“He liked to let his boys roam, as he used to say,” Mingus added. “Many a farmer in the northern outskirts of York came to know Smith’s Virginians.”
Aside from time spent in York and Gettysburg, Mingus’ biography covers Smith’s life, from the late 1790s through the late 1880s.
Smith grew up amid the expansion of slavery in the south. He developed a solid postal network between Virginia and Georgia and served as governor of Virginia during the Mexican War. He also served as a lawyer during the California gold rush and as a five-term U.S. Congressman during debates over the westward expansion of slavery.

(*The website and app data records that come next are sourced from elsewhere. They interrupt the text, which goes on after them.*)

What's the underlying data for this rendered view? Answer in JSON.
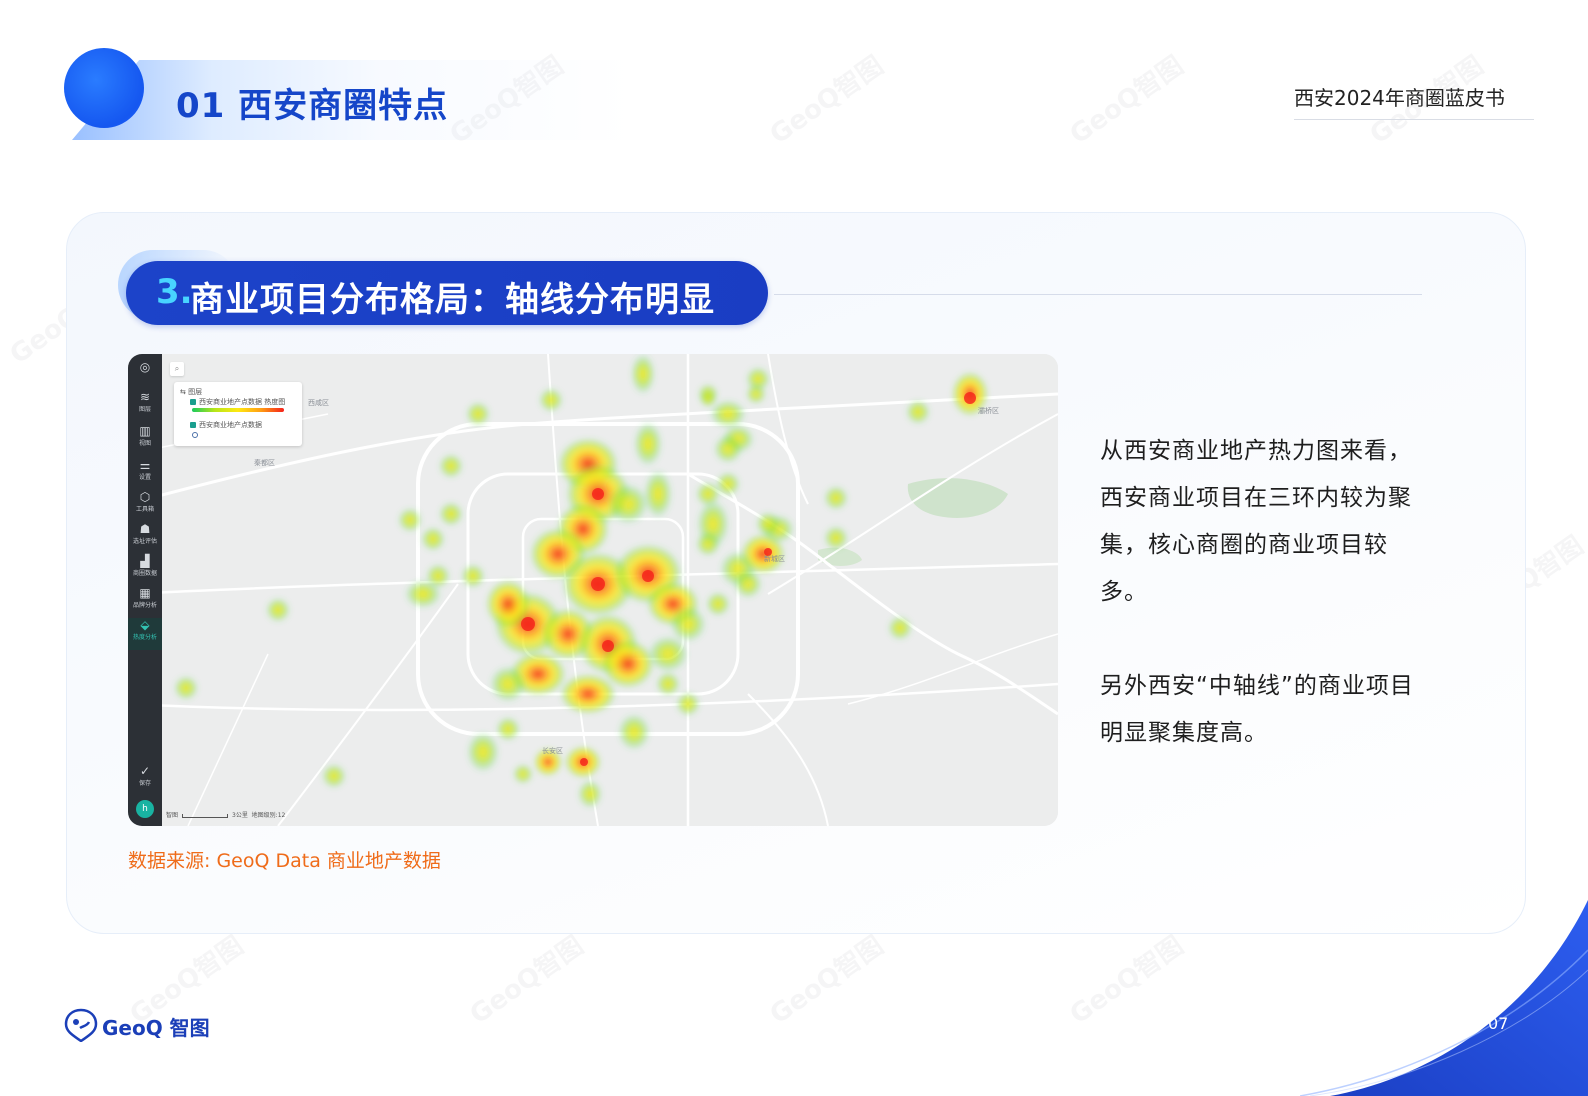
{
  "header": {
    "section_title": "01 西安商圈特点",
    "report_title": "西安2024年商圈蓝皮书"
  },
  "card": {
    "heading_number": "3.",
    "heading_text": "商业项目分布格局：轴线分布明显"
  },
  "map": {
    "sidebar": [
      {
        "label": "图层",
        "icon": "layers-icon"
      },
      {
        "label": "视图",
        "icon": "books-icon"
      },
      {
        "label": "设置",
        "icon": "sliders-icon"
      },
      {
        "label": "工具箱",
        "icon": "cube-icon"
      },
      {
        "label": "选址评估",
        "icon": "location-person-icon"
      },
      {
        "label": "商圈数据",
        "icon": "bar-chart-icon"
      },
      {
        "label": "品牌分析",
        "icon": "grid-icon"
      },
      {
        "label": "热度分析",
        "icon": "heat-icon"
      },
      {
        "label": "保存",
        "icon": "check-circle-icon"
      }
    ],
    "avatar_letter": "h",
    "legend": {
      "header": "图层",
      "layer_heat": "西安商业地产点数据 热度图",
      "layer_points": "西安商业地产点数据"
    },
    "scale_left": "智图",
    "scale_text": "3公里",
    "zoom_text": "地图级别:12",
    "district_label": "长安区",
    "heat_colors": [
      "#19c95d",
      "#b8e619",
      "#ffe812",
      "#ff9d14",
      "#f5201a"
    ]
  },
  "source": "数据来源: GeoQ Data 商业地产数据",
  "description": {
    "paragraph1": "从西安商业地产热力图来看，西安商业项目在三环内较为聚集，核心商圈的商业项目较多。",
    "paragraph2": "另外西安“中轴线”的商业项目明显聚集度高。"
  },
  "footer": {
    "brand": "GeoQ 智图",
    "page_number": "07",
    "watermark": "GeoQ智图"
  },
  "colors": {
    "primary": "#1c43c9",
    "accent": "#48d4ff",
    "source": "#ef6c1a"
  }
}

It was during his time with the postal service that Smith earned the nickname “Extra Billy,” Mingus said. Because his postal contract paid him by the mile, Smith ordered stagecoach drivers to take mail to individual farms rather than a town’s post office.

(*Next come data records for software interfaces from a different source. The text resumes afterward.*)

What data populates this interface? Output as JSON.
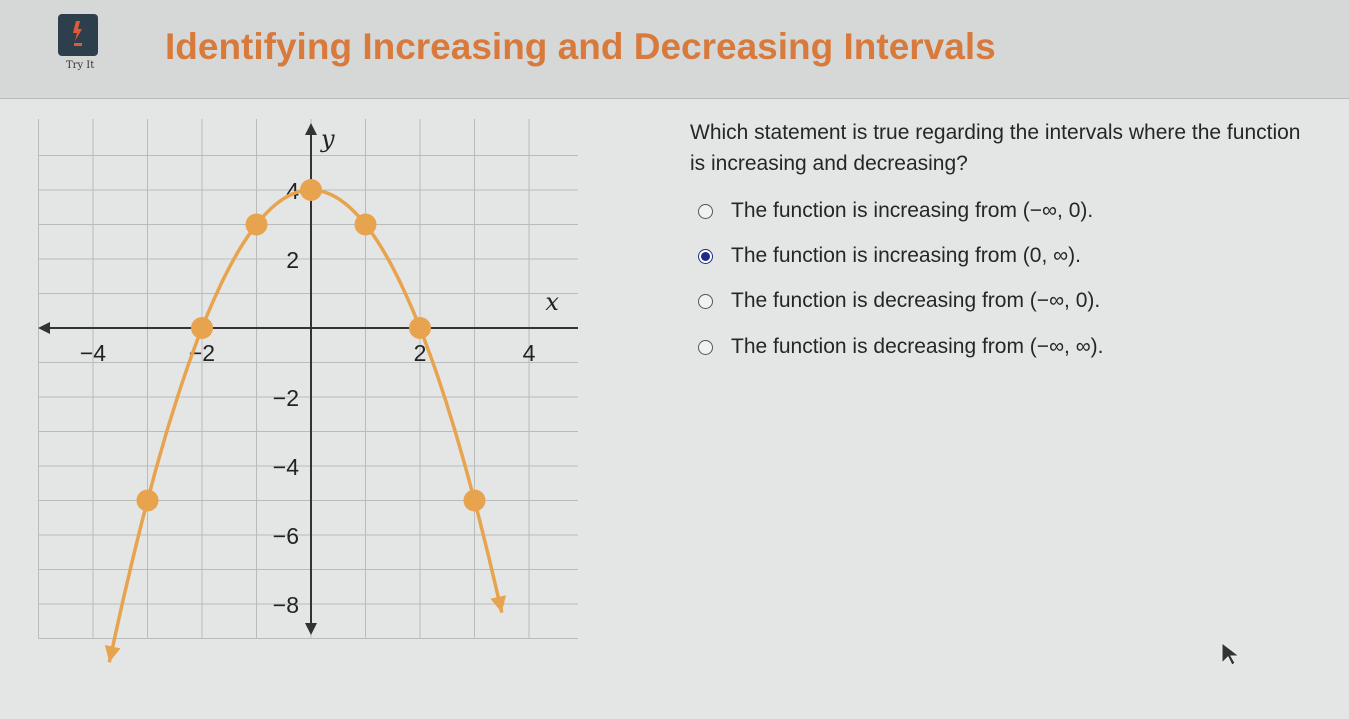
{
  "header": {
    "title": "Identifying Increasing and Decreasing Intervals",
    "icon_caption": "Try It",
    "accent_color": "#d97a3d"
  },
  "question": {
    "prompt": "Which statement is true regarding the intervals where the function is increasing and decreasing?",
    "options": [
      {
        "label": "The function is increasing from (−∞, 0).",
        "selected": false
      },
      {
        "label": "The function is increasing from (0, ∞).",
        "selected": true
      },
      {
        "label": "The function is decreasing from (−∞, 0).",
        "selected": false
      },
      {
        "label": "The function is decreasing from (−∞, ∞).",
        "selected": false
      }
    ]
  },
  "chart_data": {
    "type": "line",
    "x_axis_label": "x",
    "y_axis_label": "y",
    "x_ticks": [
      {
        "value": -4,
        "label": "−4"
      },
      {
        "value": -2,
        "label": "−2"
      },
      {
        "value": 2,
        "label": "2"
      },
      {
        "value": 4,
        "label": "4"
      }
    ],
    "y_ticks": [
      {
        "value": 4,
        "label": "4"
      },
      {
        "value": 2,
        "label": "2"
      },
      {
        "value": -2,
        "label": "−2"
      },
      {
        "value": -4,
        "label": "−4"
      },
      {
        "value": -6,
        "label": "−6"
      },
      {
        "value": -8,
        "label": "−8"
      }
    ],
    "xlim": [
      -5.5,
      4.8
    ],
    "ylim": [
      -9,
      5.8
    ],
    "grid": true,
    "curve_color": "#e8a34f",
    "points": [
      {
        "x": -3,
        "y": -5
      },
      {
        "x": -2,
        "y": 0
      },
      {
        "x": -1,
        "y": 3
      },
      {
        "x": 0,
        "y": 4
      },
      {
        "x": 1,
        "y": 3
      },
      {
        "x": 2,
        "y": 0
      },
      {
        "x": 3,
        "y": -5
      }
    ],
    "curve": {
      "function": "y = -x^2 + 4",
      "x_start": -3.7,
      "x_end": 3.5
    }
  }
}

“He made quite a fortune doing that until an unfriendly U.S. senator got wind of the shenanigans and finally put a stop to it,” Mingus said.
Mingus found the research and writing “much different” than his previous books, which all focused on a single event or short burst of time.
“This man was so colorful and he lived such a long time,” Mingus said. “And he wrote and spoke so extensively. Trying to fit everything into a 400-page book and still tell a man’s story with the flavor of how he lived without leaving anything out — that was quite a challenge.”
And although there were mixed reviews on his work as a general (“He was promoted perhaps one level too high,” Mingus said with a laugh), Smith was a prominent name on the Confederate side at the Battle of Gettysburg.
“I thought there was a void,” he said. “Nobody had written a full-length book yet.”
Name: Scott Mingus Sr.
Lives in: Manchester Township
Family: Married, three children, four grandsons
Occupation: Global director of new product development at Glatfelter
Hobbies: Miniature wargaming, tour guide for the York County Heritage Trust, blogging at Cannonba!! and Charge! Civil War wargaming
To purchase: Online retailers and several local bookstores
Mingus is gearing up for a busy schedule in conjunction with the 150th anniversary of the Civil War. Here are some of his planned events:
- 7 p.m. June 25— Guthrie Memorial Library, 2 Library Place, Hanover; presentation on Hanover Junction in the Civil War and book signing
- 7 p.m. June 26— York County Heritage Trust, 250 E. Market St., York; talk and book signing with Jim McClure
- 5:30 p.m. June 27— Guthrie Memorial Library; book signing and 6 p.m. Civil War Round Table panel discussion
- 6:30 p.m. June 28— John Wright Restaurant, 234 N. Front St., Wrightsville — book signing in conjunction with Burning of the Bridge re-enactment
- 10:30 a.m. June 29— Gettysburg National Military Park Visitor Center, 1195 Baltimore Pike, Cumberland Township, Adams County; book talk and 11:30 a.m. book signing
- 3 p.m. June 29— Dover Community Park, 2481 W. Canal Road, Dover Township; book signing
- 1 to 3 p.m. June 30— Wrightsville Historical Museum, 309 Locust St., Wrightsville
- 1:30 to 3:30 p.m. July 1— Gettysburg Gift Center and Wax Museum, 297 Steinwehr Ave., Gettysburg
- 1 to 7 p.m. July 2— Sheppard Farm, Westminster Road, Union Township, Adams County
- 9 to 5 p.m. July 7-8— 1085 Table Rock Road, Cumberland Township, Adams County; 150th Gettysburg Anniversary National Civil War Battle Reenactment
Also of interest
Read about Mingus’ other recently published book with Jim McClure, “Echoing Still: More Civil War Voices from York County, Pa.”